→ Directions for this task
Tally up the lines below containing the string "comment", then write the number alone.

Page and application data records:
======
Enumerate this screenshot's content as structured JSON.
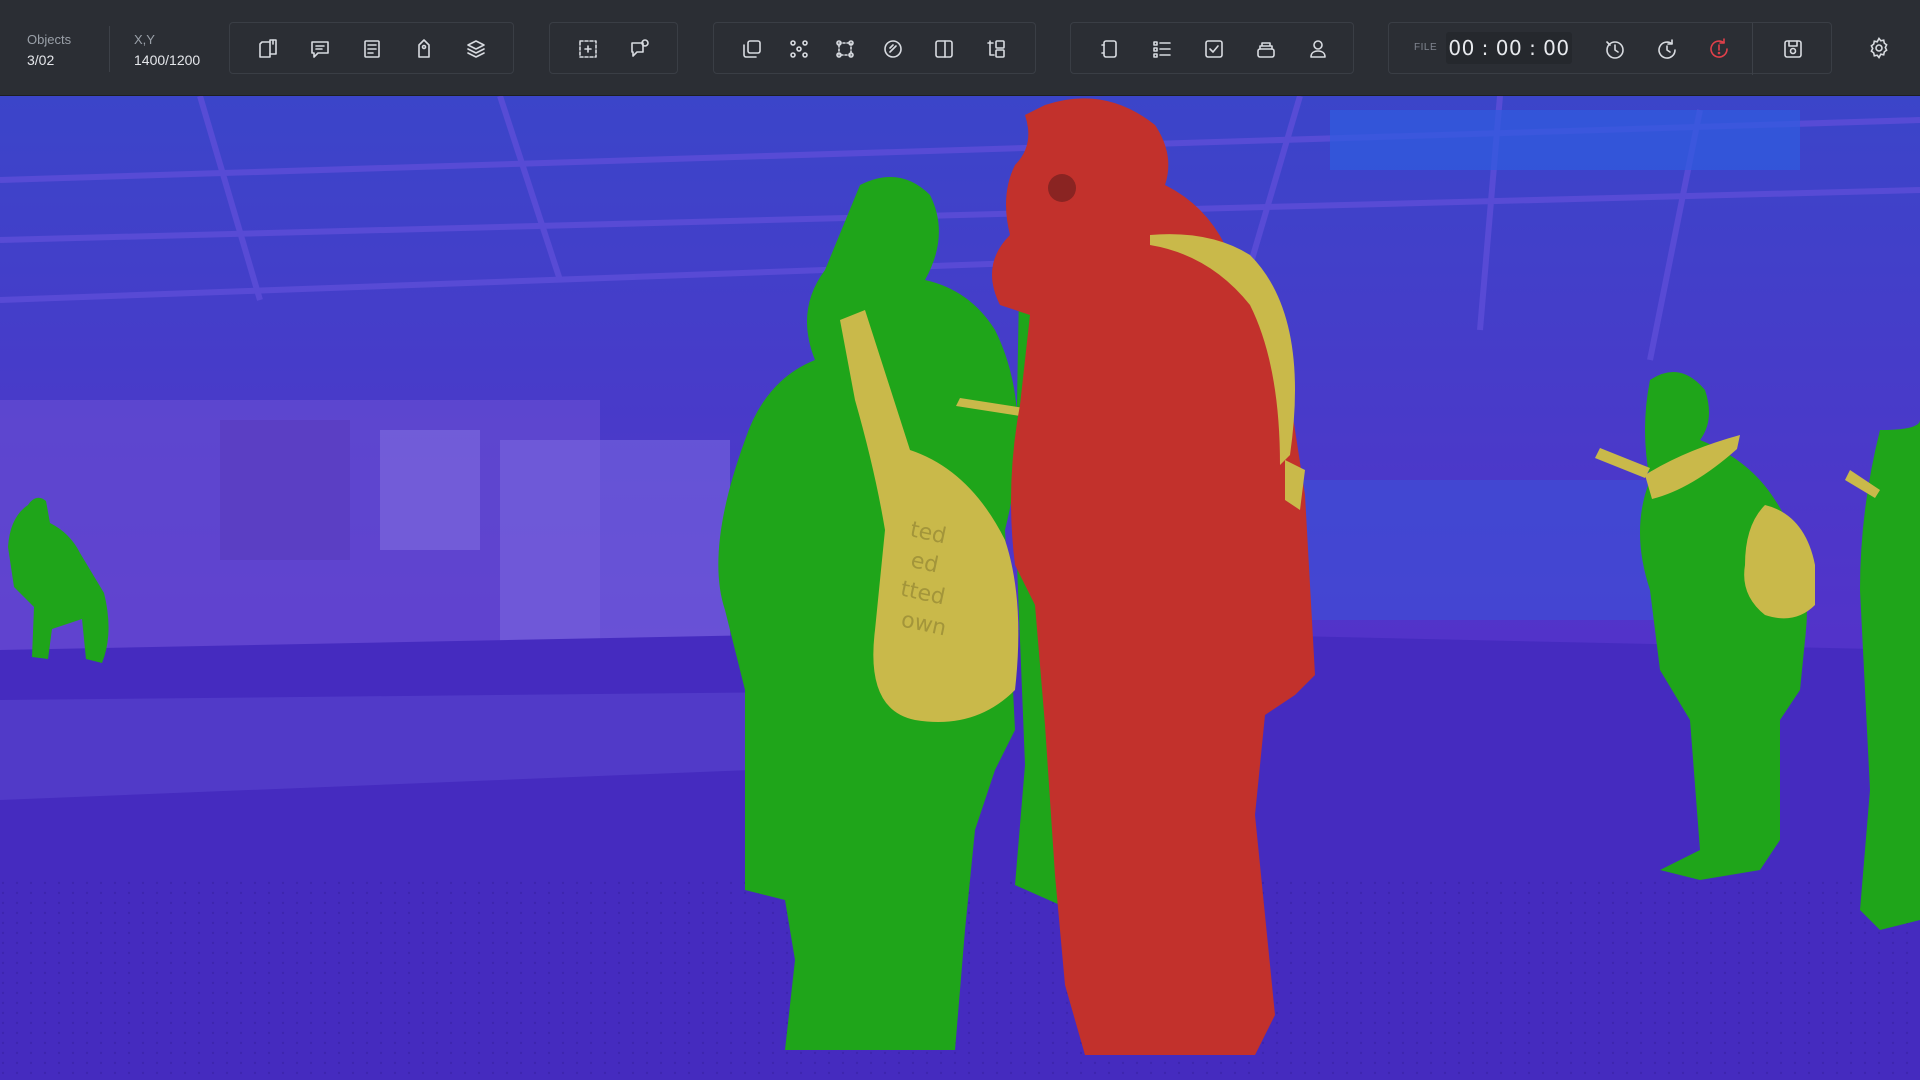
{
  "header": {
    "objects_label": "Objects",
    "objects_value": "3/02",
    "xy_label": "X,Y",
    "xy_value": "1400/1200"
  },
  "toolbar": {
    "group1": [
      {
        "icon": "new-document-icon"
      },
      {
        "icon": "comment-icon"
      },
      {
        "icon": "list-document-icon"
      },
      {
        "icon": "tag-icon"
      },
      {
        "icon": "layers-icon"
      }
    ],
    "group2": [
      {
        "icon": "select-region-icon"
      },
      {
        "icon": "comment-pin-icon"
      }
    ],
    "group3": [
      {
        "icon": "copy-icon"
      },
      {
        "icon": "polygon-points-icon"
      },
      {
        "icon": "bounding-box-icon"
      },
      {
        "icon": "mask-brush-icon"
      },
      {
        "icon": "split-view-icon"
      },
      {
        "icon": "arrange-icon"
      }
    ],
    "group4": [
      {
        "icon": "page-icon"
      },
      {
        "icon": "checklist-icon"
      },
      {
        "icon": "approve-icon"
      },
      {
        "icon": "stack-icon"
      },
      {
        "icon": "user-icon"
      }
    ],
    "group5": [
      {
        "icon": "history-icon"
      },
      {
        "icon": "redo-time-icon"
      },
      {
        "icon": "alert-timer-icon",
        "color": "#e0404a"
      }
    ],
    "file_label": "FILE",
    "timer": "00 : 00 : 00",
    "save_icon": "save-icon",
    "settings_icon": "gear-icon"
  },
  "segmentation": {
    "classes": [
      {
        "name": "background",
        "color": "#4a2fd0"
      },
      {
        "name": "person",
        "color": "#1fa51a"
      },
      {
        "name": "bag",
        "color": "#c9b94a"
      },
      {
        "name": "selected-person",
        "color": "#c2312c"
      }
    ],
    "bag_text": [
      "ted",
      "ed",
      "tted",
      "own"
    ]
  }
}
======
→ Response for this exercise
2